◆ TASK TO CARRY OUT:
What lines below contain the word "title"? Please pull each one out.

◆ MATERIAL FOR THIS EXERCISE:
------

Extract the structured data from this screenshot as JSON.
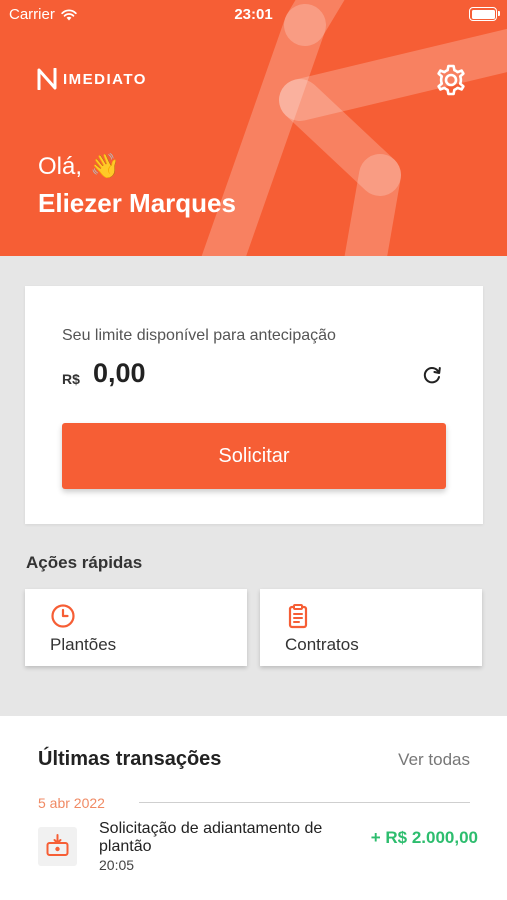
{
  "status_bar": {
    "carrier": "Carrier",
    "time": "23:01"
  },
  "header": {
    "logo_text": "IMEDIATO",
    "greeting": "Olá,",
    "greeting_emoji": "👋",
    "user_name": "Eliezer Marques",
    "icons": {
      "wifi": "wifi-icon",
      "battery": "battery-icon",
      "settings": "gear-icon",
      "logo": "imediato-logo-icon"
    }
  },
  "limit_card": {
    "label": "Seu limite disponível para antecipação",
    "currency": "R$",
    "amount": "0,00",
    "refresh_icon": "refresh-icon",
    "button_label": "Solicitar"
  },
  "quick_actions": {
    "title": "Ações rápidas",
    "items": [
      {
        "label": "Plantões",
        "icon": "clock-icon"
      },
      {
        "label": "Contratos",
        "icon": "clipboard-icon"
      }
    ]
  },
  "transactions": {
    "title": "Últimas transações",
    "see_all": "Ver todas",
    "groups": [
      {
        "date": "5 abr 2022",
        "items": [
          {
            "description": "Solicitação de adiantamento de plantão",
            "time": "20:05",
            "amount": "+ R$ 2.000,00",
            "icon": "money-download-icon"
          }
        ]
      }
    ]
  },
  "colors": {
    "brand": "#f65e35",
    "positive": "#2dbd6e",
    "date_accent": "#f08a64",
    "background": "#e6e6e6"
  }
}
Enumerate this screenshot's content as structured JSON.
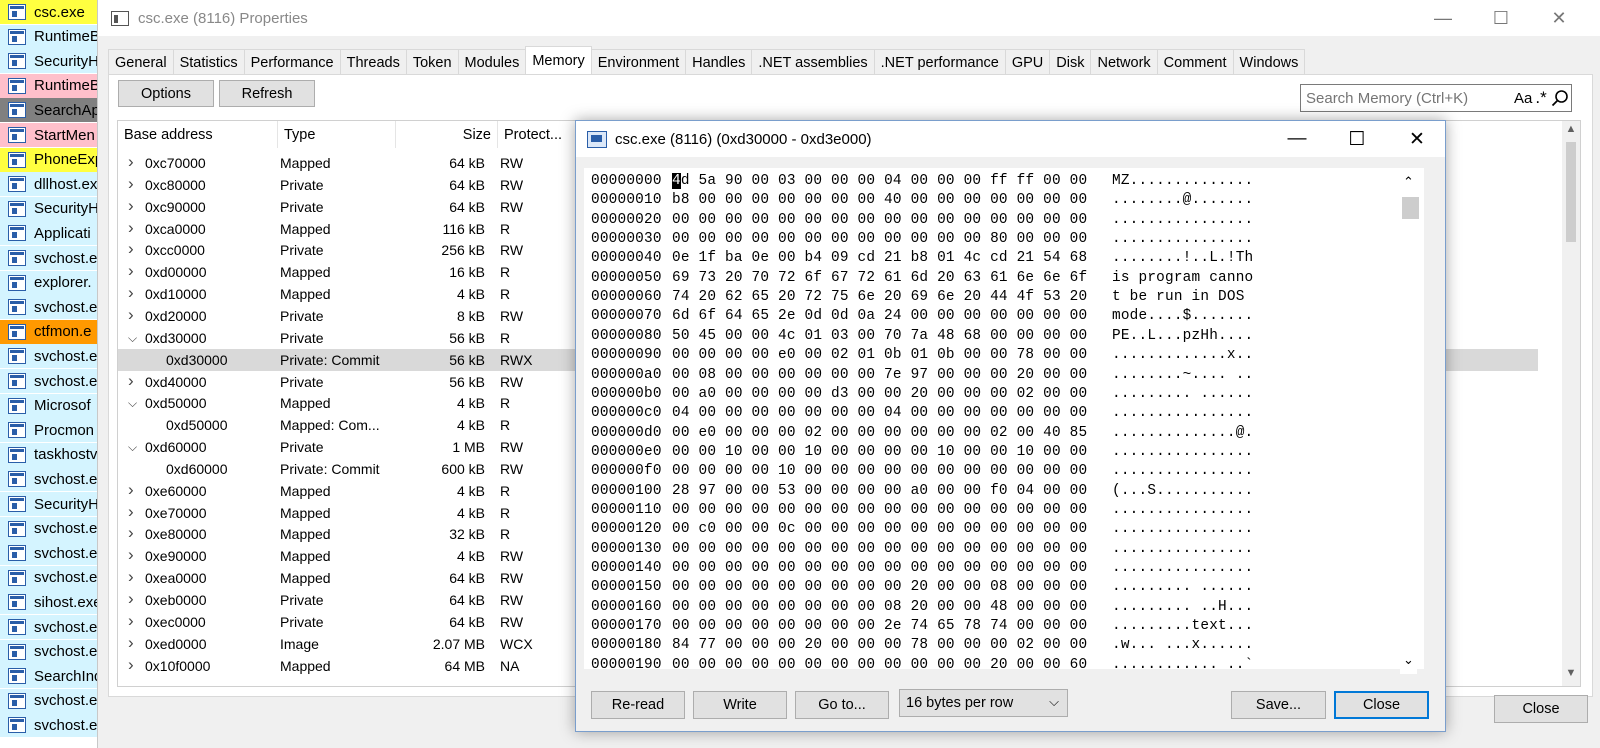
{
  "process_list": [
    {
      "name": "csc.exe",
      "color": "#ffff40"
    },
    {
      "name": "RuntimeB",
      "color": "#d4f4ff"
    },
    {
      "name": "SecurityH",
      "color": "#d4f4ff"
    },
    {
      "name": "RuntimeB",
      "color": "#ffc0cb"
    },
    {
      "name": "SearchAp",
      "color": "#808080"
    },
    {
      "name": "StartMen",
      "color": "#ffc0cb"
    },
    {
      "name": "PhoneExp",
      "color": "#ffff40"
    },
    {
      "name": "dllhost.ex",
      "color": "#d4f4ff"
    },
    {
      "name": "SecurityH",
      "color": "#d4f4ff"
    },
    {
      "name": "Applicati",
      "color": "#d4f4ff"
    },
    {
      "name": "svchost.e",
      "color": "#d4f4ff"
    },
    {
      "name": "explorer.",
      "color": "#d4f4ff"
    },
    {
      "name": "svchost.e",
      "color": "#d4f4ff"
    },
    {
      "name": "ctfmon.e",
      "color": "#ff9900"
    },
    {
      "name": "svchost.e",
      "color": "#d4f4ff"
    },
    {
      "name": "svchost.e",
      "color": "#d4f4ff"
    },
    {
      "name": "Microsof",
      "color": "#d4f4ff"
    },
    {
      "name": "Procmon",
      "color": "#d4f4ff"
    },
    {
      "name": "taskhostv",
      "color": "#d4f4ff"
    },
    {
      "name": "svchost.e",
      "color": "#d4f4ff"
    },
    {
      "name": "SecurityH",
      "color": "#d4f4ff"
    },
    {
      "name": "svchost.e",
      "color": "#d4f4ff"
    },
    {
      "name": "svchost.e",
      "color": "#d4f4ff"
    },
    {
      "name": "svchost.e",
      "color": "#d4f4ff"
    },
    {
      "name": "sihost.exe",
      "color": "#d4f4ff"
    },
    {
      "name": "svchost.e",
      "color": "#d4f4ff"
    },
    {
      "name": "svchost.e",
      "color": "#d4f4ff"
    },
    {
      "name": "SearchInd",
      "color": "#d4f4ff"
    },
    {
      "name": "svchost.e",
      "color": "#d4f4ff"
    },
    {
      "name": "svchost.e",
      "color": "#d4f4ff"
    }
  ],
  "main_window": {
    "title": "csc.exe (8116) Properties",
    "tabs": [
      "General",
      "Statistics",
      "Performance",
      "Threads",
      "Token",
      "Modules",
      "Memory",
      "Environment",
      "Handles",
      ".NET assemblies",
      ".NET performance",
      "GPU",
      "Disk",
      "Network",
      "Comment",
      "Windows"
    ],
    "active_tab": "Memory",
    "options_label": "Options",
    "refresh_label": "Refresh",
    "search_placeholder": "Search Memory (Ctrl+K)",
    "search_case_label": "Aa",
    "search_regex_label": ".*",
    "close_label": "Close",
    "columns": [
      "Base address",
      "Type",
      "Size",
      "Protect..."
    ],
    "rows": [
      {
        "expander": "collapsed",
        "address": "0xc70000",
        "type": "Mapped",
        "size": "64 kB",
        "protect": "RW"
      },
      {
        "expander": "collapsed",
        "address": "0xc80000",
        "type": "Private",
        "size": "64 kB",
        "protect": "RW"
      },
      {
        "expander": "collapsed",
        "address": "0xc90000",
        "type": "Private",
        "size": "64 kB",
        "protect": "RW"
      },
      {
        "expander": "collapsed",
        "address": "0xca0000",
        "type": "Mapped",
        "size": "116 kB",
        "protect": "R"
      },
      {
        "expander": "collapsed",
        "address": "0xcc0000",
        "type": "Private",
        "size": "256 kB",
        "protect": "RW"
      },
      {
        "expander": "collapsed",
        "address": "0xd00000",
        "type": "Mapped",
        "size": "16 kB",
        "protect": "R"
      },
      {
        "expander": "collapsed",
        "address": "0xd10000",
        "type": "Mapped",
        "size": "4 kB",
        "protect": "R"
      },
      {
        "expander": "collapsed",
        "address": "0xd20000",
        "type": "Private",
        "size": "8 kB",
        "protect": "RW"
      },
      {
        "expander": "expanded",
        "address": "0xd30000",
        "type": "Private",
        "size": "56 kB",
        "protect": "R"
      },
      {
        "expander": "child",
        "address": "0xd30000",
        "type": "Private: Commit",
        "size": "56 kB",
        "protect": "RWX",
        "selected": true
      },
      {
        "expander": "collapsed",
        "address": "0xd40000",
        "type": "Private",
        "size": "56 kB",
        "protect": "RW"
      },
      {
        "expander": "expanded",
        "address": "0xd50000",
        "type": "Mapped",
        "size": "4 kB",
        "protect": "R"
      },
      {
        "expander": "child",
        "address": "0xd50000",
        "type": "Mapped: Com...",
        "size": "4 kB",
        "protect": "R"
      },
      {
        "expander": "expanded",
        "address": "0xd60000",
        "type": "Private",
        "size": "1 MB",
        "protect": "RW"
      },
      {
        "expander": "child",
        "address": "0xd60000",
        "type": "Private: Commit",
        "size": "600 kB",
        "protect": "RW"
      },
      {
        "expander": "collapsed",
        "address": "0xe60000",
        "type": "Mapped",
        "size": "4 kB",
        "protect": "R"
      },
      {
        "expander": "collapsed",
        "address": "0xe70000",
        "type": "Mapped",
        "size": "4 kB",
        "protect": "R"
      },
      {
        "expander": "collapsed",
        "address": "0xe80000",
        "type": "Mapped",
        "size": "32 kB",
        "protect": "R"
      },
      {
        "expander": "collapsed",
        "address": "0xe90000",
        "type": "Mapped",
        "size": "4 kB",
        "protect": "RW"
      },
      {
        "expander": "collapsed",
        "address": "0xea0000",
        "type": "Mapped",
        "size": "64 kB",
        "protect": "RW"
      },
      {
        "expander": "collapsed",
        "address": "0xeb0000",
        "type": "Private",
        "size": "64 kB",
        "protect": "RW"
      },
      {
        "expander": "collapsed",
        "address": "0xec0000",
        "type": "Private",
        "size": "64 kB",
        "protect": "RW"
      },
      {
        "expander": "collapsed",
        "address": "0xed0000",
        "type": "Image",
        "size": "2.07 MB",
        "protect": "WCX"
      },
      {
        "expander": "collapsed",
        "address": "0x10f0000",
        "type": "Mapped",
        "size": "64 MB",
        "protect": "NA"
      }
    ]
  },
  "hex_window": {
    "title": "csc.exe (8116) (0xd30000 - 0xd3e000)",
    "reread_label": "Re-read",
    "write_label": "Write",
    "goto_label": "Go to...",
    "bytes_per_row": "16 bytes per row",
    "save_label": "Save...",
    "close_label": "Close",
    "lines": [
      {
        "offset": "00000000",
        "bytes": "4d 5a 90 00 03 00 00 00 04 00 00 00 ff ff 00 00",
        "ascii": "MZ.............."
      },
      {
        "offset": "00000010",
        "bytes": "b8 00 00 00 00 00 00 00 40 00 00 00 00 00 00 00",
        "ascii": "........@......."
      },
      {
        "offset": "00000020",
        "bytes": "00 00 00 00 00 00 00 00 00 00 00 00 00 00 00 00",
        "ascii": "................"
      },
      {
        "offset": "00000030",
        "bytes": "00 00 00 00 00 00 00 00 00 00 00 00 80 00 00 00",
        "ascii": "................"
      },
      {
        "offset": "00000040",
        "bytes": "0e 1f ba 0e 00 b4 09 cd 21 b8 01 4c cd 21 54 68",
        "ascii": "........!..L.!Th"
      },
      {
        "offset": "00000050",
        "bytes": "69 73 20 70 72 6f 67 72 61 6d 20 63 61 6e 6e 6f",
        "ascii": "is program canno"
      },
      {
        "offset": "00000060",
        "bytes": "74 20 62 65 20 72 75 6e 20 69 6e 20 44 4f 53 20",
        "ascii": "t be run in DOS "
      },
      {
        "offset": "00000070",
        "bytes": "6d 6f 64 65 2e 0d 0d 0a 24 00 00 00 00 00 00 00",
        "ascii": "mode....$......."
      },
      {
        "offset": "00000080",
        "bytes": "50 45 00 00 4c 01 03 00 70 7a 48 68 00 00 00 00",
        "ascii": "PE..L...pzHh...."
      },
      {
        "offset": "00000090",
        "bytes": "00 00 00 00 e0 00 02 01 0b 01 0b 00 00 78 00 00",
        "ascii": ".............x.."
      },
      {
        "offset": "000000a0",
        "bytes": "00 08 00 00 00 00 00 00 7e 97 00 00 00 20 00 00",
        "ascii": "........~.... .."
      },
      {
        "offset": "000000b0",
        "bytes": "00 a0 00 00 00 00 d3 00 00 20 00 00 00 02 00 00",
        "ascii": "......... ......"
      },
      {
        "offset": "000000c0",
        "bytes": "04 00 00 00 00 00 00 00 04 00 00 00 00 00 00 00",
        "ascii": "................"
      },
      {
        "offset": "000000d0",
        "bytes": "00 e0 00 00 00 02 00 00 00 00 00 00 02 00 40 85",
        "ascii": "..............@."
      },
      {
        "offset": "000000e0",
        "bytes": "00 00 10 00 00 10 00 00 00 00 10 00 00 10 00 00",
        "ascii": "................"
      },
      {
        "offset": "000000f0",
        "bytes": "00 00 00 00 10 00 00 00 00 00 00 00 00 00 00 00",
        "ascii": "................"
      },
      {
        "offset": "00000100",
        "bytes": "28 97 00 00 53 00 00 00 00 a0 00 00 f0 04 00 00",
        "ascii": "(...S..........."
      },
      {
        "offset": "00000110",
        "bytes": "00 00 00 00 00 00 00 00 00 00 00 00 00 00 00 00",
        "ascii": "................"
      },
      {
        "offset": "00000120",
        "bytes": "00 c0 00 00 0c 00 00 00 00 00 00 00 00 00 00 00",
        "ascii": "................"
      },
      {
        "offset": "00000130",
        "bytes": "00 00 00 00 00 00 00 00 00 00 00 00 00 00 00 00",
        "ascii": "................"
      },
      {
        "offset": "00000140",
        "bytes": "00 00 00 00 00 00 00 00 00 00 00 00 00 00 00 00",
        "ascii": "................"
      },
      {
        "offset": "00000150",
        "bytes": "00 00 00 00 00 00 00 00 00 20 00 00 08 00 00 00",
        "ascii": "......... ......"
      },
      {
        "offset": "00000160",
        "bytes": "00 00 00 00 00 00 00 00 08 20 00 00 48 00 00 00",
        "ascii": "......... ..H..."
      },
      {
        "offset": "00000170",
        "bytes": "00 00 00 00 00 00 00 00 2e 74 65 78 74 00 00 00",
        "ascii": ".........text..."
      },
      {
        "offset": "00000180",
        "bytes": "84 77 00 00 00 20 00 00 00 78 00 00 00 02 00 00",
        "ascii": ".w... ...x......"
      },
      {
        "offset": "00000190",
        "bytes": "00 00 00 00 00 00 00 00 00 00 00 00 20 00 00 60",
        "ascii": "............ ..`"
      }
    ]
  }
}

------

◆ RESULT OF THE EXERCISE:
    "title": "Ações rápidas",
    "title": "Últimas transações",
    "title": "csc.exe (8116) Properties",
    "title": "csc.exe (8116) (0xd30000 - 0xd3e000)",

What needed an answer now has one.